▶ **Exercise**
The answer must be an exact copy of all the data below.

▶ **Entries supplied**
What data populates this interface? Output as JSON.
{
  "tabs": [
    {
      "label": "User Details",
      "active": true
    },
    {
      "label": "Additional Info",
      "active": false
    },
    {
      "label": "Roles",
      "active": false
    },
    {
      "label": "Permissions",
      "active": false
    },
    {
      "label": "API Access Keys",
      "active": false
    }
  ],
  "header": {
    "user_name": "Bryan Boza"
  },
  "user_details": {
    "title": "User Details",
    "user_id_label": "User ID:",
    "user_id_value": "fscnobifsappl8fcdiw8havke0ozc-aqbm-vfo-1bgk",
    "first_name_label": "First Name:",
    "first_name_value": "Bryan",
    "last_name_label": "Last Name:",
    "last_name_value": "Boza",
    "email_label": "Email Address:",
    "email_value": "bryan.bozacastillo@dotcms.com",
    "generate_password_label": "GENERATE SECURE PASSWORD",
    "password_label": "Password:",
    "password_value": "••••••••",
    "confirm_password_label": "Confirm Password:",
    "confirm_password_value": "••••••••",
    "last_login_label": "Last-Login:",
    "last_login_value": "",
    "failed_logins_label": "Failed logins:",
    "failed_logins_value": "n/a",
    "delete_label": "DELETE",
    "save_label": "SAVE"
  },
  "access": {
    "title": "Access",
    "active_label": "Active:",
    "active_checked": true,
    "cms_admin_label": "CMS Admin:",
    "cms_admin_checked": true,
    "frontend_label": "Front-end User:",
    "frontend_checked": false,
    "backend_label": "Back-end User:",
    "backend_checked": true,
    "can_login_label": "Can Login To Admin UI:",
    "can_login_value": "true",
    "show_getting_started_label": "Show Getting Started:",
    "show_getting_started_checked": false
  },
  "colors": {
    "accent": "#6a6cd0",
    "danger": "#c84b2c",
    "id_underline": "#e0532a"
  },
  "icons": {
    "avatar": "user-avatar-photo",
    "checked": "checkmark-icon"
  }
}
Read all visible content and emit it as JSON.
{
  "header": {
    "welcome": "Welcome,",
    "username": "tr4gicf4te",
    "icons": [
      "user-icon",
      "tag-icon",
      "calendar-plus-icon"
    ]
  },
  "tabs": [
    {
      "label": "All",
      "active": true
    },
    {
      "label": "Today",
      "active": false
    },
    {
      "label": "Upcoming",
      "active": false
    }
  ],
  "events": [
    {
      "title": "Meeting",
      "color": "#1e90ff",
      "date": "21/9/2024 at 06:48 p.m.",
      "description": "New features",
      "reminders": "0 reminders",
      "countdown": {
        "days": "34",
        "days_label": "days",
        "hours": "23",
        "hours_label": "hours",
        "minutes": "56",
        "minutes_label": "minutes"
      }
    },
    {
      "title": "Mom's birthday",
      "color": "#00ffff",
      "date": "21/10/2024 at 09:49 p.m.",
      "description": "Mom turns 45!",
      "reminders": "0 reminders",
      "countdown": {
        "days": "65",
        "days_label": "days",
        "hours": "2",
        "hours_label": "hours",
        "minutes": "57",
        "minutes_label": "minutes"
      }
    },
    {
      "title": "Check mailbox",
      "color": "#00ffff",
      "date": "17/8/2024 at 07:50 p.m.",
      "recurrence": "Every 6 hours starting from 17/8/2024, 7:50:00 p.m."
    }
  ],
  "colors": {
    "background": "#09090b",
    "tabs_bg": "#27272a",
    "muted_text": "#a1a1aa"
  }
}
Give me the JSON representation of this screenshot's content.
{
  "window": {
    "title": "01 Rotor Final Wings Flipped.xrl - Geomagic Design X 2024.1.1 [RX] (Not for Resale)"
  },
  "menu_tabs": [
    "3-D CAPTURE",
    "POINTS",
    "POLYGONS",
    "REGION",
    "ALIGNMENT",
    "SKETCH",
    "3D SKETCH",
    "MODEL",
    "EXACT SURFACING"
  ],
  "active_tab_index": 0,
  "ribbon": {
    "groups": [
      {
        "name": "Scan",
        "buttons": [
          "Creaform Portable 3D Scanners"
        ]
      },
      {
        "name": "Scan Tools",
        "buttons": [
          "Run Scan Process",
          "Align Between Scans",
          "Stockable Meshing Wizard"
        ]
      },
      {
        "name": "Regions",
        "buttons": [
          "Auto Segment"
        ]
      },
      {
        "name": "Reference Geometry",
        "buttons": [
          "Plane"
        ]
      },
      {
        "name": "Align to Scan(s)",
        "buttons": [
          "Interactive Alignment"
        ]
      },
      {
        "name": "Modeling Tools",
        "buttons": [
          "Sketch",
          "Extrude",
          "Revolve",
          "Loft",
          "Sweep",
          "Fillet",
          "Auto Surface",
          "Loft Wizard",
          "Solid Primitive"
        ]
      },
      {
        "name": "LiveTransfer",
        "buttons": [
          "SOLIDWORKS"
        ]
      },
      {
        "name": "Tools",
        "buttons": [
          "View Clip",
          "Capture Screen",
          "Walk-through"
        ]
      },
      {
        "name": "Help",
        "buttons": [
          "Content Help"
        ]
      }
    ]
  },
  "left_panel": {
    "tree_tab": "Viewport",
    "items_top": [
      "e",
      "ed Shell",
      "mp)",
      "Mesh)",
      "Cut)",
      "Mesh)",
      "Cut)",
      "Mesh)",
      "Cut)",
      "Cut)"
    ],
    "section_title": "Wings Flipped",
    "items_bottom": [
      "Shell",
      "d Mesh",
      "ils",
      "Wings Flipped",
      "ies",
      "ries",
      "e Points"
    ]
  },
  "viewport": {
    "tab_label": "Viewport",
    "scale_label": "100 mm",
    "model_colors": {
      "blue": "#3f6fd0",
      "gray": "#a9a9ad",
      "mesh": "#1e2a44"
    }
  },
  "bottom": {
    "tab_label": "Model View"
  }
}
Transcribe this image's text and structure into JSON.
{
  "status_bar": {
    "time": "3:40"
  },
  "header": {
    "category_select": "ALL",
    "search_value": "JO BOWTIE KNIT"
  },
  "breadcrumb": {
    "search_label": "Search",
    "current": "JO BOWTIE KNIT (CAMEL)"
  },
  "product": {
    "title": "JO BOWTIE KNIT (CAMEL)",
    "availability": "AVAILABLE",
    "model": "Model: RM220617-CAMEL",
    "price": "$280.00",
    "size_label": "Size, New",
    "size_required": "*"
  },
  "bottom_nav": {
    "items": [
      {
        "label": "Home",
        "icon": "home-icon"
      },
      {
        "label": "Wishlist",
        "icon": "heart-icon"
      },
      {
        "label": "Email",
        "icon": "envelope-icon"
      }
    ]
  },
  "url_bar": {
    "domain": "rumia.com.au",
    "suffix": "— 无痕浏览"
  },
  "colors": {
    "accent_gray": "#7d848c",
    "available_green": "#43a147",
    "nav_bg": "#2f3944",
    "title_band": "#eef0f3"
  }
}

▶ **Output below**
What data populates this interface? Output as JSON.
{
  "tabs": [
    {
      "label": "User Details",
      "active": true
    },
    {
      "label": "Additional Info",
      "active": false
    },
    {
      "label": "Roles",
      "active": false
    },
    {
      "label": "Permissions",
      "active": false
    },
    {
      "label": "API Access Keys",
      "active": false
    }
  ],
  "header": {
    "user_name": "Bryan Boza"
  },
  "user_details": {
    "title": "User Details",
    "user_id_label": "User ID:",
    "user_id_value": "fscnobifsappl8fcdiw8havke0ozc-aqbm-vfo-1bgk",
    "first_name_label": "First Name:",
    "first_name_value": "Bryan",
    "last_name_label": "Last Name:",
    "last_name_value": "Boza",
    "email_label": "Email Address:",
    "email_value": "bryan.bozacastillo@dotcms.com",
    "generate_password_label": "GENERATE SECURE PASSWORD",
    "password_label": "Password:",
    "password_value": "••••••••",
    "confirm_password_label": "Confirm Password:",
    "confirm_password_value": "••••••••",
    "last_login_label": "Last-Login:",
    "last_login_value": "",
    "failed_logins_label": "Failed logins:",
    "failed_logins_value": "n/a",
    "delete_label": "DELETE",
    "save_label": "SAVE"
  },
  "access": {
    "title": "Access",
    "active_label": "Active:",
    "active_checked": true,
    "cms_admin_label": "CMS Admin:",
    "cms_admin_checked": true,
    "frontend_label": "Front-end User:",
    "frontend_checked": false,
    "backend_label": "Back-end User:",
    "backend_checked": true,
    "can_login_label": "Can Login To Admin UI:",
    "can_login_value": "true",
    "show_getting_started_label": "Show Getting Started:",
    "show_getting_started_checked": false
  },
  "colors": {
    "accent": "#6a6cd0",
    "danger": "#c84b2c",
    "id_underline": "#e0532a"
  },
  "icons": {
    "avatar": "user-avatar-photo",
    "checked": "checkmark-icon"
  }
}
Read all visible content and emit it as JSON.
{
  "header": {
    "welcome": "Welcome,",
    "username": "tr4gicf4te",
    "icons": [
      "user-icon",
      "tag-icon",
      "calendar-plus-icon"
    ]
  },
  "tabs": [
    {
      "label": "All",
      "active": true
    },
    {
      "label": "Today",
      "active": false
    },
    {
      "label": "Upcoming",
      "active": false
    }
  ],
  "events": [
    {
      "title": "Meeting",
      "color": "#1e90ff",
      "date": "21/9/2024 at 06:48 p.m.",
      "description": "New features",
      "reminders": "0 reminders",
      "countdown": {
        "days": "34",
        "days_label": "days",
        "hours": "23",
        "hours_label": "hours",
        "minutes": "56",
        "minutes_label": "minutes"
      }
    },
    {
      "title": "Mom's birthday",
      "color": "#00ffff",
      "date": "21/10/2024 at 09:49 p.m.",
      "description": "Mom turns 45!",
      "reminders": "0 reminders",
      "countdown": {
        "days": "65",
        "days_label": "days",
        "hours": "2",
        "hours_label": "hours",
        "minutes": "57",
        "minutes_label": "minutes"
      }
    },
    {
      "title": "Check mailbox",
      "color": "#00ffff",
      "date": "17/8/2024 at 07:50 p.m.",
      "recurrence": "Every 6 hours starting from 17/8/2024, 7:50:00 p.m."
    }
  ],
  "colors": {
    "background": "#09090b",
    "tabs_bg": "#27272a",
    "muted_text": "#a1a1aa"
  }
}
Give me the JSON representation of this screenshot's content.
{
  "window": {
    "title": "01 Rotor Final Wings Flipped.xrl - Geomagic Design X 2024.1.1 [RX] (Not for Resale)"
  },
  "menu_tabs": [
    "3-D CAPTURE",
    "POINTS",
    "POLYGONS",
    "REGION",
    "ALIGNMENT",
    "SKETCH",
    "3D SKETCH",
    "MODEL",
    "EXACT SURFACING"
  ],
  "active_tab_index": 0,
  "ribbon": {
    "groups": [
      {
        "name": "Scan",
        "buttons": [
          "Creaform Portable 3D Scanners"
        ]
      },
      {
        "name": "Scan Tools",
        "buttons": [
          "Run Scan Process",
          "Align Between Scans",
          "Stockable Meshing Wizard"
        ]
      },
      {
        "name": "Regions",
        "buttons": [
          "Auto Segment"
        ]
      },
      {
        "name": "Reference Geometry",
        "buttons": [
          "Plane"
        ]
      },
      {
        "name": "Align to Scan(s)",
        "buttons": [
          "Interactive Alignment"
        ]
      },
      {
        "name": "Modeling Tools",
        "buttons": [
          "Sketch",
          "Extrude",
          "Revolve",
          "Loft",
          "Sweep",
          "Fillet",
          "Auto Surface",
          "Loft Wizard",
          "Solid Primitive"
        ]
      },
      {
        "name": "LiveTransfer",
        "buttons": [
          "SOLIDWORKS"
        ]
      },
      {
        "name": "Tools",
        "buttons": [
          "View Clip",
          "Capture Screen",
          "Walk-through"
        ]
      },
      {
        "name": "Help",
        "buttons": [
          "Content Help"
        ]
      }
    ]
  },
  "left_panel": {
    "tree_tab": "Viewport",
    "items_top": [
      "e",
      "ed Shell",
      "mp)",
      "Mesh)",
      "Cut)",
      "Mesh)",
      "Cut)",
      "Mesh)",
      "Cut)",
      "Cut)"
    ],
    "section_title": "Wings Flipped",
    "items_bottom": [
      "Shell",
      "d Mesh",
      "ils",
      "Wings Flipped",
      "ies",
      "ries",
      "e Points"
    ]
  },
  "viewport": {
    "tab_label": "Viewport",
    "scale_label": "100 mm",
    "model_colors": {
      "blue": "#3f6fd0",
      "gray": "#a9a9ad",
      "mesh": "#1e2a44"
    }
  },
  "bottom": {
    "tab_label": "Model View"
  }
}
Transcribe this image's text and structure into JSON.
{
  "status_bar": {
    "time": "3:40"
  },
  "header": {
    "category_select": "ALL",
    "search_value": "JO BOWTIE KNIT"
  },
  "breadcrumb": {
    "search_label": "Search",
    "current": "JO BOWTIE KNIT (CAMEL)"
  },
  "product": {
    "title": "JO BOWTIE KNIT (CAMEL)",
    "availability": "AVAILABLE",
    "model": "Model: RM220617-CAMEL",
    "price": "$280.00",
    "size_label": "Size, New",
    "size_required": "*"
  },
  "bottom_nav": {
    "items": [
      {
        "label": "Home",
        "icon": "home-icon"
      },
      {
        "label": "Wishlist",
        "icon": "heart-icon"
      },
      {
        "label": "Email",
        "icon": "envelope-icon"
      }
    ]
  },
  "url_bar": {
    "domain": "rumia.com.au",
    "suffix": "— 无痕浏览"
  },
  "colors": {
    "accent_gray": "#7d848c",
    "available_green": "#43a147",
    "nav_bg": "#2f3944",
    "title_band": "#eef0f3"
  }
}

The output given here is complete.